Holotype. HL 0.50 HW 0.44 SL 0.23 EL 0.04 WL 0.39 GL 0.60 TL 1.87 CI 88 SI 52.

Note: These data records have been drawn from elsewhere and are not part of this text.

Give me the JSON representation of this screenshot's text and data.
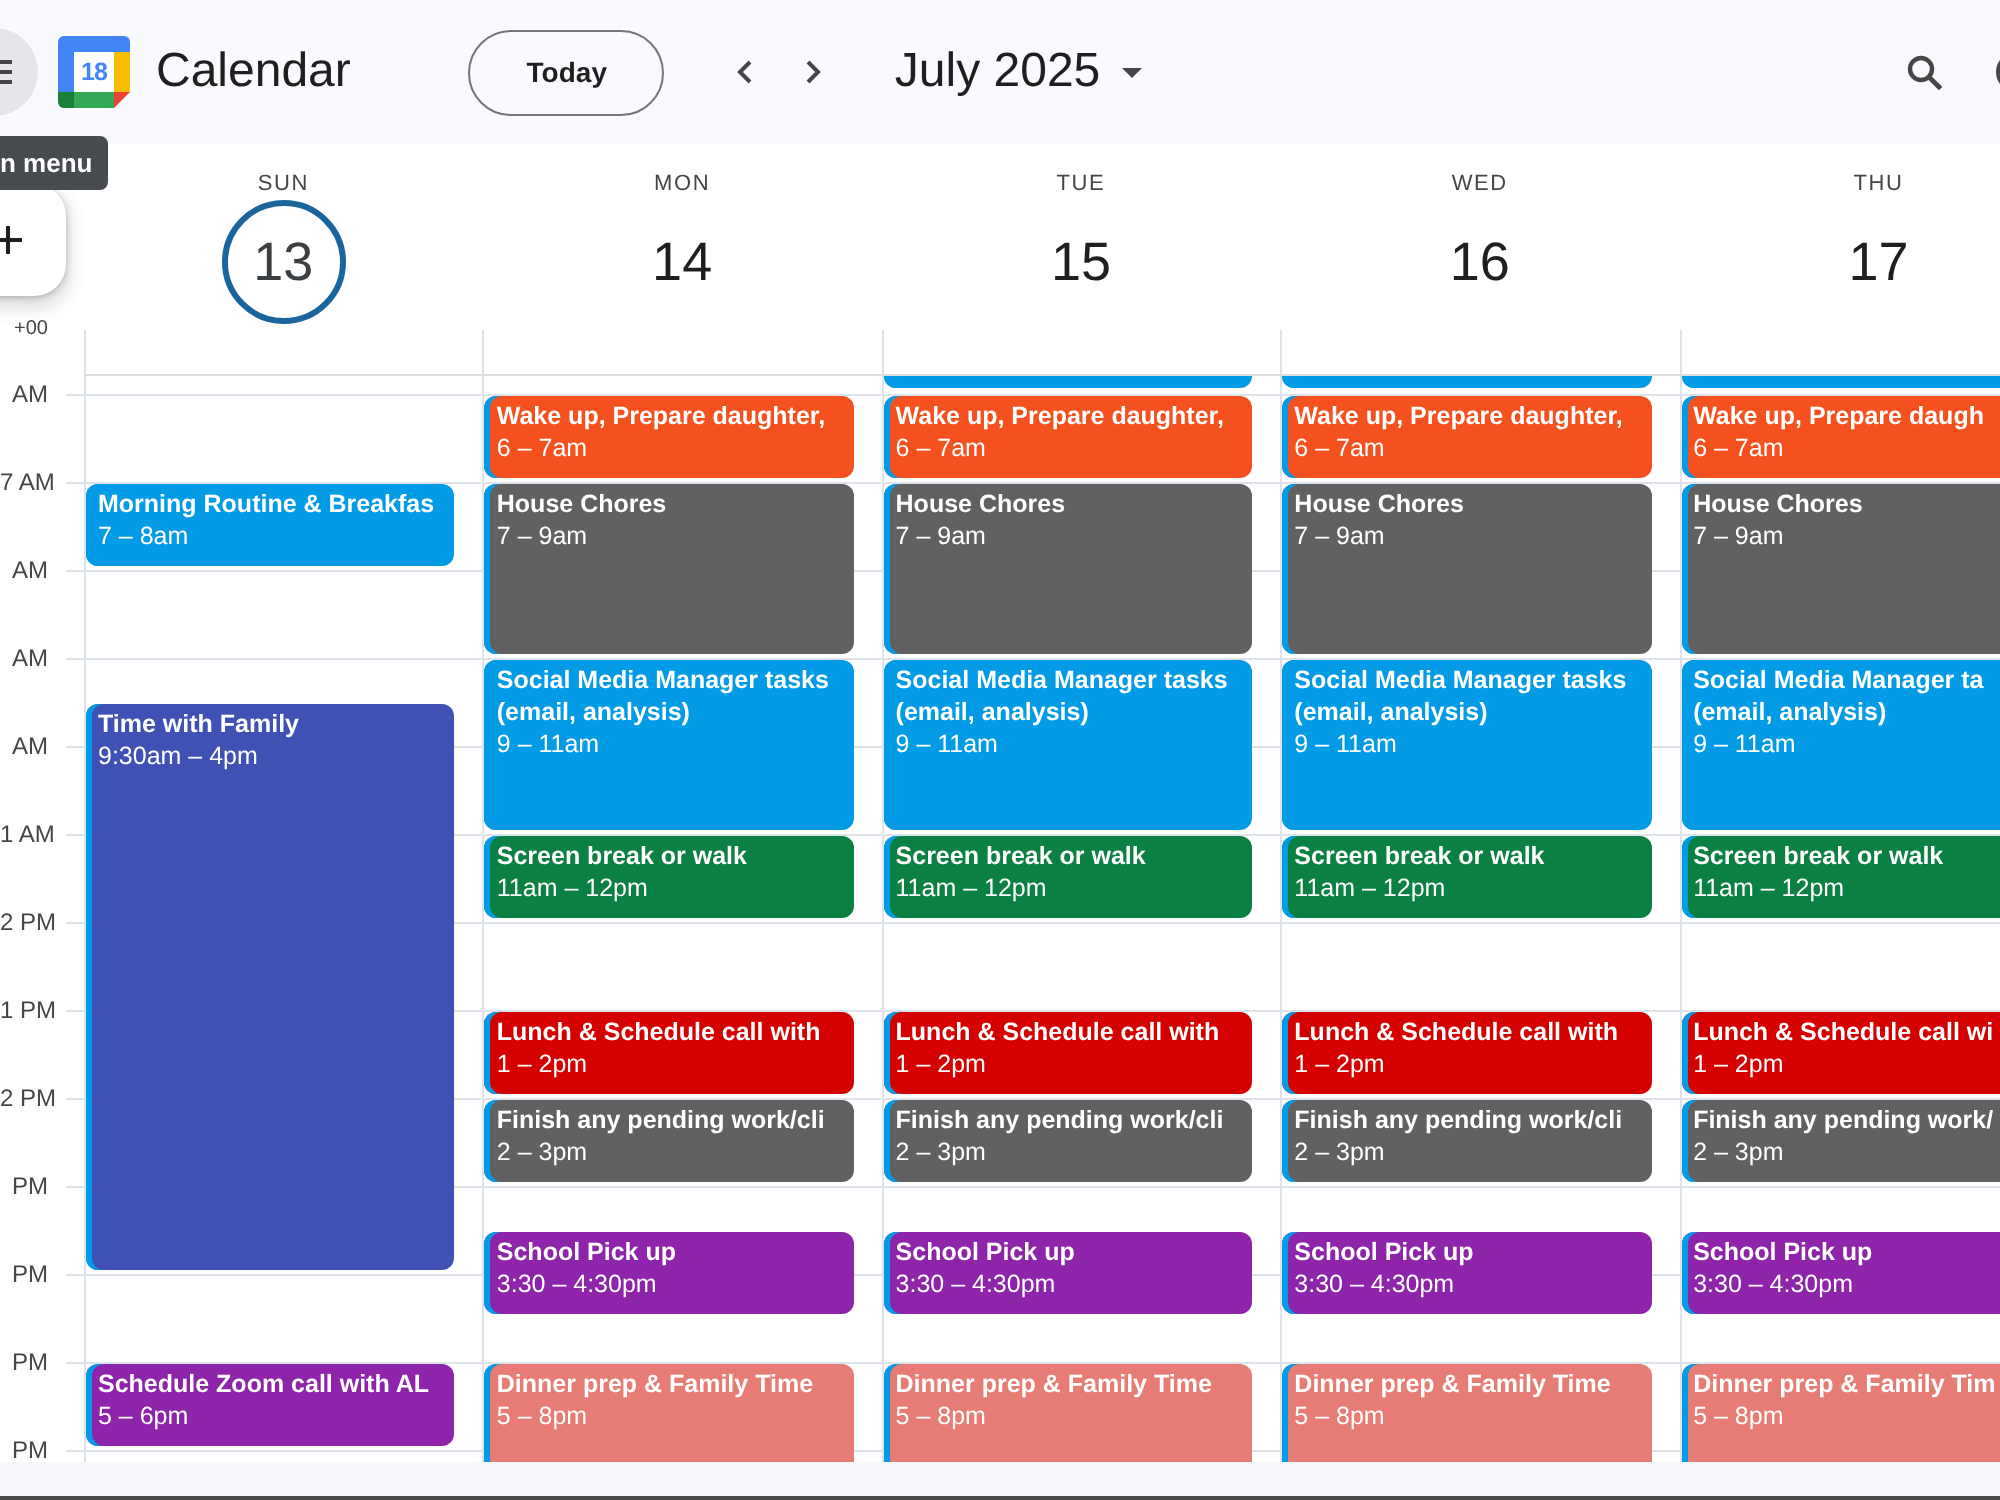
{
  "top_bar": {
    "menu_tooltip": "n menu",
    "logo_date": "18",
    "app_name": "Calendar",
    "today_button": "Today",
    "period": "July 2025"
  },
  "time_zone": "+00",
  "hours": [
    "AM",
    "7 AM",
    "AM",
    "AM",
    "AM",
    "1 AM",
    "2 PM",
    "1 PM",
    "2 PM",
    "PM",
    "PM",
    "PM",
    "PM"
  ],
  "days": [
    {
      "weekday": "SUN",
      "date": "13",
      "selected": true,
      "events": [
        {
          "kind": "timed",
          "title": "Morning Routine & Breakfas",
          "time": "7 – 8am",
          "color": "#039be5"
        },
        {
          "kind": "timed",
          "title": "Time with Family",
          "time": "9:30am – 4pm",
          "color": "#3f51b5"
        },
        {
          "kind": "timed",
          "title": "Schedule Zoom call with AL",
          "time": "5 – 6pm",
          "color": "#8e24aa"
        }
      ]
    },
    {
      "weekday": "MON",
      "date": "14",
      "selected": false,
      "events": [
        {
          "kind": "timed",
          "title": "Wake up, Prepare daughter,",
          "time": "6 – 7am",
          "color": "#f4511e"
        },
        {
          "kind": "timed",
          "title": "House Chores",
          "time": "7 – 9am",
          "color": "#616161"
        },
        {
          "kind": "timed",
          "title": "Social Media Manager tasks (email, analysis)",
          "time": "9 – 11am",
          "color": "#039be5"
        },
        {
          "kind": "timed",
          "title": "Screen break or walk",
          "time": "11am – 12pm",
          "color": "#0b8043"
        },
        {
          "kind": "timed",
          "title": "Lunch & Schedule call with",
          "time": "1 – 2pm",
          "color": "#d50000"
        },
        {
          "kind": "timed",
          "title": "Finish any pending work/cli",
          "time": "2 – 3pm",
          "color": "#616161"
        },
        {
          "kind": "timed",
          "title": "School Pick up",
          "time": "3:30 – 4:30pm",
          "color": "#8e24aa"
        },
        {
          "kind": "timed",
          "title": "Dinner prep & Family Time",
          "time": "5 – 8pm",
          "color": "#e67c73"
        }
      ]
    },
    {
      "weekday": "TUE",
      "date": "15",
      "selected": false,
      "events": [
        {
          "kind": "continued",
          "color": "#039be5"
        },
        {
          "kind": "timed",
          "title": "Wake up, Prepare daughter,",
          "time": "6 – 7am",
          "color": "#f4511e"
        },
        {
          "kind": "timed",
          "title": "House Chores",
          "time": "7 – 9am",
          "color": "#616161"
        },
        {
          "kind": "timed",
          "title": "Social Media Manager tasks (email, analysis)",
          "time": "9 – 11am",
          "color": "#039be5"
        },
        {
          "kind": "timed",
          "title": "Screen break or walk",
          "time": "11am – 12pm",
          "color": "#0b8043"
        },
        {
          "kind": "timed",
          "title": "Lunch & Schedule call with",
          "time": "1 – 2pm",
          "color": "#d50000"
        },
        {
          "kind": "timed",
          "title": "Finish any pending work/cli",
          "time": "2 – 3pm",
          "color": "#616161"
        },
        {
          "kind": "timed",
          "title": "School Pick up",
          "time": "3:30 – 4:30pm",
          "color": "#8e24aa"
        },
        {
          "kind": "timed",
          "title": "Dinner prep & Family Time",
          "time": "5 – 8pm",
          "color": "#e67c73"
        }
      ]
    },
    {
      "weekday": "WED",
      "date": "16",
      "selected": false,
      "events": [
        {
          "kind": "continued",
          "color": "#039be5"
        },
        {
          "kind": "timed",
          "title": "Wake up, Prepare daughter,",
          "time": "6 – 7am",
          "color": "#f4511e"
        },
        {
          "kind": "timed",
          "title": "House Chores",
          "time": "7 – 9am",
          "color": "#616161"
        },
        {
          "kind": "timed",
          "title": "Social Media Manager tasks (email, analysis)",
          "time": "9 – 11am",
          "color": "#039be5"
        },
        {
          "kind": "timed",
          "title": "Screen break or walk",
          "time": "11am – 12pm",
          "color": "#0b8043"
        },
        {
          "kind": "timed",
          "title": "Lunch & Schedule call with",
          "time": "1 – 2pm",
          "color": "#d50000"
        },
        {
          "kind": "timed",
          "title": "Finish any pending work/cli",
          "time": "2 – 3pm",
          "color": "#616161"
        },
        {
          "kind": "timed",
          "title": "School Pick up",
          "time": "3:30 – 4:30pm",
          "color": "#8e24aa"
        },
        {
          "kind": "timed",
          "title": "Dinner prep & Family Time",
          "time": "5 – 8pm",
          "color": "#e67c73"
        }
      ]
    },
    {
      "weekday": "THU",
      "date": "17",
      "selected": false,
      "events": [
        {
          "kind": "continued",
          "color": "#039be5"
        },
        {
          "kind": "timed",
          "title": "Wake up, Prepare daugh",
          "time": "6 – 7am",
          "color": "#f4511e"
        },
        {
          "kind": "timed",
          "title": "House Chores",
          "time": "7 – 9am",
          "color": "#616161"
        },
        {
          "kind": "timed",
          "title": "Social Media Manager ta (email, analysis)",
          "time": "9 – 11am",
          "color": "#039be5"
        },
        {
          "kind": "timed",
          "title": "Screen break or walk",
          "time": "11am – 12pm",
          "color": "#0b8043"
        },
        {
          "kind": "timed",
          "title": "Lunch & Schedule call wi",
          "time": "1 – 2pm",
          "color": "#d50000"
        },
        {
          "kind": "timed",
          "title": "Finish any pending work/",
          "time": "2 – 3pm",
          "color": "#616161"
        },
        {
          "kind": "timed",
          "title": "School Pick up",
          "time": "3:30 – 4:30pm",
          "color": "#8e24aa"
        },
        {
          "kind": "timed",
          "title": "Dinner prep & Family Tim",
          "time": "5 – 8pm",
          "color": "#e67c73"
        }
      ]
    }
  ]
}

Mandibles with 5 teeth decreasing in size from the apical teeth. Clypeal median seta short. Dorsum of clypeal plate with two curved ridges prolongued into frontal carinae. Lateral clypeal teeth very small. The last antennal flagellomere much broader than long, their length more or less as flagellomeres 2 to 10. Eyes small, with approximately 6 ommatidia. Hypostomal tooth very small, but visible. Mesosomal dorsum evenly arched, metanotal groove broad and shallow. Propodeum with sharp angulation instead of spines. Propodeal lobes slightly angulated. Petiole high in profile, more high than postpetiole, with anterior face evenly meeting the rounded dorsal face, then to inclined posterior face. Head and promesonotum longitudinally rugulose, rugulae on mesonotum more coarse; short dorsal propodeal face irregularly rugulated; propodeal declivity transversely rugulated between propodeal spines. Gaster smooth and shining with numerous dark punctures. Few long hairs on clypeus, frontal carinae and occipital borders; several suberect hairs on mesosomal dorsum, several long and flexuous hairs on petiole, postpetiole and gaster. Body light brown, legs and antennae paler.

Type Material

Holotype worker: COLOMBIA: Cordillera Occidental, transecto Tatamá, 1650m, 1983, Th. van der Hammen et al., TAT 205. Deposited in Insect Collection, Instituto de Ciencias Naturales.

Etymology

This species is named in honor of Dr. Cristián T. Samper K., general director of Instituto Humboldt from its creation in 1995 through 2001, for his friendship and strong support of insect surveys and collection in the Institute. Many of the goals in entomological research here have been set with the assistance and unfailing support of Cristián

References